Some individual titles are doing very well indeed. It’s a very strong, winner-takes-most market in most countries with a limited number of often upmarket, national brands accounting for something like half of all digital subscriptions for news. But, for those titles, things are going very well often and increasingly well as a virtuous circle allow them to invest in distinct quality journalism that in turn drives more subscriptions that, in turn, allow them to invest more in both their journalism and their product so it’s quite an encouraging outlook for a limited number of upmarket titles.
It’s also, I think, important to recognise that there are smaller entrants of various sorts – niche-oriented or digital-born media that are doing really well. elDiario.es in Spain, Mediapart in France, the Daily Maverick in South Africa and others. So it’s a grim outlook for the industry at large as news organisations often struggle to attract and retain people’s attention and loyalty, and convince them to pay for what they’re offering. But there, I think, a number of really green shoots and also some stalwart organisations that have come out stronger on the other side of the crisis and our data certainly supports that.

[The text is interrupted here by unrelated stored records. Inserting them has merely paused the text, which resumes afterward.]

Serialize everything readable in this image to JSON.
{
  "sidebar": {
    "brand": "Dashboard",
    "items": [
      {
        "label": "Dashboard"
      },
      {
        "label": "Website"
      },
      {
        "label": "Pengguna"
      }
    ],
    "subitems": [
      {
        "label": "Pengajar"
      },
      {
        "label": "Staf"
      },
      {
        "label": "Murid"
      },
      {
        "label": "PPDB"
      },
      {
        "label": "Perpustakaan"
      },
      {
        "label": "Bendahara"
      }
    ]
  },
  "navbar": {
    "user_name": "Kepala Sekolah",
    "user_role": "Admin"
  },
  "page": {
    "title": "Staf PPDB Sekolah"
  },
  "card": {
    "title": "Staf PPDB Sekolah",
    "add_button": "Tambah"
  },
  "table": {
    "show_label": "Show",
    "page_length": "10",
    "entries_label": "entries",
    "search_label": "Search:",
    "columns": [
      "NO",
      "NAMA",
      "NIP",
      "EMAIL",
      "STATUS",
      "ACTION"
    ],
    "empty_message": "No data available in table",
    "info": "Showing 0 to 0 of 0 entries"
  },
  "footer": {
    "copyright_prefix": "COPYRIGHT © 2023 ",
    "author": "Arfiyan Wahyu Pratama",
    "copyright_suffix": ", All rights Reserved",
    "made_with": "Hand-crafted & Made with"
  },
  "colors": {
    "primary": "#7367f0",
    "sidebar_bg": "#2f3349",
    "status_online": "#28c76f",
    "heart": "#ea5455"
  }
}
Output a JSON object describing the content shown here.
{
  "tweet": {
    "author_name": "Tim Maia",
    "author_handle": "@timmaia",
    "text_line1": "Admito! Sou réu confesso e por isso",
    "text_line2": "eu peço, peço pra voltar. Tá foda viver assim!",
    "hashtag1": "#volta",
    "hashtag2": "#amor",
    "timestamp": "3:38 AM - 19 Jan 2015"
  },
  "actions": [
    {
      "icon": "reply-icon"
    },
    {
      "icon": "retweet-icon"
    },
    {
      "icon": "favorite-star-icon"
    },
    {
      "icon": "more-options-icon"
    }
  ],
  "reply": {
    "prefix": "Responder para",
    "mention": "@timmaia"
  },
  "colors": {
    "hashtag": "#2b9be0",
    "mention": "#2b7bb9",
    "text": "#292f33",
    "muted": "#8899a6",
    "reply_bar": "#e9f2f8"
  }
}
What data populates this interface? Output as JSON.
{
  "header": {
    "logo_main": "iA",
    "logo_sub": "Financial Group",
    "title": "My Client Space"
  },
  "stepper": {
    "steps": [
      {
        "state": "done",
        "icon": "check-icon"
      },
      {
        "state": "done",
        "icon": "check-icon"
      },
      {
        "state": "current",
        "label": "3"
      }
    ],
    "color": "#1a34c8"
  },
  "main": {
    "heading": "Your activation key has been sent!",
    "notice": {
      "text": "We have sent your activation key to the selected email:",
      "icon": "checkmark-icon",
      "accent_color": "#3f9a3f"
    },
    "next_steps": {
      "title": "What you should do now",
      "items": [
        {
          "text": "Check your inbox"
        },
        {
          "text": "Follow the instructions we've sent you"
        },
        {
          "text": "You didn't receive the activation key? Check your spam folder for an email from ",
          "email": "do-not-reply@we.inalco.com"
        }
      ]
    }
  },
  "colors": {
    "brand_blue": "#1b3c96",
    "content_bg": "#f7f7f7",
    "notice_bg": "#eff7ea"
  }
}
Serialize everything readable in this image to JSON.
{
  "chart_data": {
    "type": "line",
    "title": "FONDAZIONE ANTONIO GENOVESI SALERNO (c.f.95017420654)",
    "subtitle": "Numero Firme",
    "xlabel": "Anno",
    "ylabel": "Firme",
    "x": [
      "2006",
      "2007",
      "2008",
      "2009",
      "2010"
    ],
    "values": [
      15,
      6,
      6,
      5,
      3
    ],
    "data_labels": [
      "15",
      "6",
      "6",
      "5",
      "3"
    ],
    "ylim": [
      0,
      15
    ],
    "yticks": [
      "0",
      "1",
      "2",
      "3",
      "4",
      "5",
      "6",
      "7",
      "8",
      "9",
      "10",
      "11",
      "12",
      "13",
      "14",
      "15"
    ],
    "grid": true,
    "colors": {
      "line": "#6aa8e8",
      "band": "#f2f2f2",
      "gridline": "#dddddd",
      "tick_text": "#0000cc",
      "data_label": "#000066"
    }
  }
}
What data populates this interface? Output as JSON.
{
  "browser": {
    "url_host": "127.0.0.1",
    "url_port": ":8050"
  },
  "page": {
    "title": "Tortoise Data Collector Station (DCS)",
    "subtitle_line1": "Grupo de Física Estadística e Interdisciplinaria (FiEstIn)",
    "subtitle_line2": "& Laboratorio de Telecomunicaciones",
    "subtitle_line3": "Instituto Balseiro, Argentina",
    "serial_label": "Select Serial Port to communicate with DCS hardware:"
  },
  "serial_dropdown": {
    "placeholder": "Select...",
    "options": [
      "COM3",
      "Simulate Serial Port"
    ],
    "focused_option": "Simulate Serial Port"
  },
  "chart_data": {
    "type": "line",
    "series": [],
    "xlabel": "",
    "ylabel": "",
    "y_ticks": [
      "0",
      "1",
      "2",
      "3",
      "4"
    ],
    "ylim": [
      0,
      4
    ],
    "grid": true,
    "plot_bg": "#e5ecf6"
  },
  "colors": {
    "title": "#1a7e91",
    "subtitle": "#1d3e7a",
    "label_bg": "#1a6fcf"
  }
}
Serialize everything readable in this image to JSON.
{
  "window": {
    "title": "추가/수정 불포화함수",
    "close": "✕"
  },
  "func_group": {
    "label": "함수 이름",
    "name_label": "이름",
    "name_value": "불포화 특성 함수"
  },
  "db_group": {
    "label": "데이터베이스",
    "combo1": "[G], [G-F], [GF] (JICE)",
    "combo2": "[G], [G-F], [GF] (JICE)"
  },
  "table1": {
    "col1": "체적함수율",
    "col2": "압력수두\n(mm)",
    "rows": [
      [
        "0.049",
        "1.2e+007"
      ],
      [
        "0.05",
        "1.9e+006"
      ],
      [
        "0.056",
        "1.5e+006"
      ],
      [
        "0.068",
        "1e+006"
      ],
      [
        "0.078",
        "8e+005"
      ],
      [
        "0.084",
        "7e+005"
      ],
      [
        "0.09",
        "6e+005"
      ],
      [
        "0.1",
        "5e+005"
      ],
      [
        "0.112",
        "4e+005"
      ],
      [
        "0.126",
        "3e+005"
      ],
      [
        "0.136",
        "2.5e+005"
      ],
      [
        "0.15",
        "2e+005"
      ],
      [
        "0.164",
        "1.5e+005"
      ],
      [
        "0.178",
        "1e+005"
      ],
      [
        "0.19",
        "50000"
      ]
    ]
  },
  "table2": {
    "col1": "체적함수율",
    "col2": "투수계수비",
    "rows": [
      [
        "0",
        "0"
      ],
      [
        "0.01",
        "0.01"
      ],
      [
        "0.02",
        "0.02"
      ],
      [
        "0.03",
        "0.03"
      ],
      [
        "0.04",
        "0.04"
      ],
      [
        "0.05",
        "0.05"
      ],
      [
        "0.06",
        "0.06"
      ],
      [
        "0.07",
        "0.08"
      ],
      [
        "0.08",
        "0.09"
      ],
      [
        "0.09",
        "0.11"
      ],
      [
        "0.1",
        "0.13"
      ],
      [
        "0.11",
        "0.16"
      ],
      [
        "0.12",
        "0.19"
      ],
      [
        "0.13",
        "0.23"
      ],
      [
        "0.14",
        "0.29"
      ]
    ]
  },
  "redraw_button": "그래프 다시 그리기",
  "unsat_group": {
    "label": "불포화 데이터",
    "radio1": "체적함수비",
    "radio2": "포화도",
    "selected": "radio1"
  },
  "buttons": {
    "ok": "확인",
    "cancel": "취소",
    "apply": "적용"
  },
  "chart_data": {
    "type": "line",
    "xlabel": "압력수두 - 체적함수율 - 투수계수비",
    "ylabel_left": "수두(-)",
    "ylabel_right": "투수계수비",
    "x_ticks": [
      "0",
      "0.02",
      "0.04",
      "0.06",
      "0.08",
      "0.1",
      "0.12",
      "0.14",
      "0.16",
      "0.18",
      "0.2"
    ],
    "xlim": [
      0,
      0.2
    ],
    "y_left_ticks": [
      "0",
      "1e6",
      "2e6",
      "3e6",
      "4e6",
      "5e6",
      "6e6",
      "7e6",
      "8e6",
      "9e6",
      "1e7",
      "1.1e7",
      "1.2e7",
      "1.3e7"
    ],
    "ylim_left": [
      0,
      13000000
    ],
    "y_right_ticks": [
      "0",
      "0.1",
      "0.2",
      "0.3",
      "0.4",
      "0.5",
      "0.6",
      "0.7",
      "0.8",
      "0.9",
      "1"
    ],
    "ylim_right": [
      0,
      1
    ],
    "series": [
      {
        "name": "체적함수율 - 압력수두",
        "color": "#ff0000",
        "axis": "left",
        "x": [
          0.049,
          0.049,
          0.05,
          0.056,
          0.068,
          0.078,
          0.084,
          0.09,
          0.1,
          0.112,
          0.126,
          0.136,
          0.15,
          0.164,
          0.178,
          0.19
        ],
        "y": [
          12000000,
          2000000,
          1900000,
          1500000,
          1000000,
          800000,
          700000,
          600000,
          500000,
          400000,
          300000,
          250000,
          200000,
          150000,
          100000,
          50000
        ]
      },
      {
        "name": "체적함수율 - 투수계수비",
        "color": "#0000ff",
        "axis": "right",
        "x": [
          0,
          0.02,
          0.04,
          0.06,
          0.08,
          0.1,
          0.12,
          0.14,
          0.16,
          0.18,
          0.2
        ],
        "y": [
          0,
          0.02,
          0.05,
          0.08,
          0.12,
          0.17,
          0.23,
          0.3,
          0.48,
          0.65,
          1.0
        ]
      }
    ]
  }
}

Nic: It's also important to have to look at who is paying and who is not prepared to pay and it tends to be those with more money who are paying and also older groups. We’ve looked at the average age of those who are paying for an ongoing subscription and, in most countries, it’s people over 50. That is younger than print subscribers but it’s still not attracting the next generation of subscribers and I think that’s really something that publishers are going to need to focus on more and think about. Is it about price? Is it about the type of journalism and agenda that they’re producing that’s not attracting younger people? Or is just that they don’t have sufficient money? Or is it what they really want is to access lots and lots of different titles because they’ve grown up with the frictionless internet and they don’t want to be tied down. So I think there’s a lot of factors which need unpicking behind that which publishers need to think about increasingly.